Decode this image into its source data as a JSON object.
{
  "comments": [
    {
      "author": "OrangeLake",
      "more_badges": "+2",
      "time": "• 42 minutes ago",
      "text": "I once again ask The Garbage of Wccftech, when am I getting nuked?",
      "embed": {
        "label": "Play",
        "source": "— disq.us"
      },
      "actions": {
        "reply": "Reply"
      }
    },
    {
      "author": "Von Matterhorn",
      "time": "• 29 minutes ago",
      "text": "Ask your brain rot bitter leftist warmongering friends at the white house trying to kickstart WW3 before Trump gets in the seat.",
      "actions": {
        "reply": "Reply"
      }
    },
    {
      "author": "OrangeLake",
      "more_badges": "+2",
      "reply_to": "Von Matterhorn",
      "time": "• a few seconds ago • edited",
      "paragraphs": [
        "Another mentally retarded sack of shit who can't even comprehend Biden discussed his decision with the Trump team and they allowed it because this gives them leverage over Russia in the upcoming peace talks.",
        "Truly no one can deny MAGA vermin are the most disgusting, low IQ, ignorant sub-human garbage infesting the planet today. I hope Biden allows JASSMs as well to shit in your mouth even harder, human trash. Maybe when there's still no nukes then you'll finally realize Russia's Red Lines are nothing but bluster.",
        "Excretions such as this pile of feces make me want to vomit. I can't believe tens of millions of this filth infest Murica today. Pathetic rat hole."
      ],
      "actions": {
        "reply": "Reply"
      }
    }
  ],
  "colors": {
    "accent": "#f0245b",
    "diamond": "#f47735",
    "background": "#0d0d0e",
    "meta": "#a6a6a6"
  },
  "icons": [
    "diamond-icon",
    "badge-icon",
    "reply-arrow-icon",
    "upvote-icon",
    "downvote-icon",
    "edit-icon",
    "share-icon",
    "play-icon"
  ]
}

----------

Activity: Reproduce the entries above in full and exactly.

Solution to this exercise:
Decode this image into its source data as a JSON object.
{
  "comments": [
    {
      "author": "OrangeLake",
      "more_badges": "+2",
      "time": "• 42 minutes ago",
      "text": "I once again ask The Garbage of Wccftech, when am I getting nuked?",
      "embed": {
        "label": "Play",
        "source": "— disq.us"
      },
      "actions": {
        "reply": "Reply"
      }
    },
    {
      "author": "Von Matterhorn",
      "time": "• 29 minutes ago",
      "text": "Ask your brain rot bitter leftist warmongering friends at the white house trying to kickstart WW3 before Trump gets in the seat.",
      "actions": {
        "reply": "Reply"
      }
    },
    {
      "author": "OrangeLake",
      "more_badges": "+2",
      "reply_to": "Von Matterhorn",
      "time": "• a few seconds ago • edited",
      "paragraphs": [
        "Another mentally retarded sack of shit who can't even comprehend Biden discussed his decision with the Trump team and they allowed it because this gives them leverage over Russia in the upcoming peace talks.",
        "Truly no one can deny MAGA vermin are the most disgusting, low IQ, ignorant sub-human garbage infesting the planet today. I hope Biden allows JASSMs as well to shit in your mouth even harder, human trash. Maybe when there's still no nukes then you'll finally realize Russia's Red Lines are nothing but bluster.",
        "Excretions such as this pile of feces make me want to vomit. I can't believe tens of millions of this filth infest Murica today. Pathetic rat hole."
      ],
      "actions": {
        "reply": "Reply"
      }
    }
  ],
  "colors": {
    "accent": "#f0245b",
    "diamond": "#f47735",
    "background": "#0d0d0e",
    "meta": "#a6a6a6"
  },
  "icons": [
    "diamond-icon",
    "badge-icon",
    "reply-arrow-icon",
    "upvote-icon",
    "downvote-icon",
    "edit-icon",
    "share-icon",
    "play-icon"
  ]
}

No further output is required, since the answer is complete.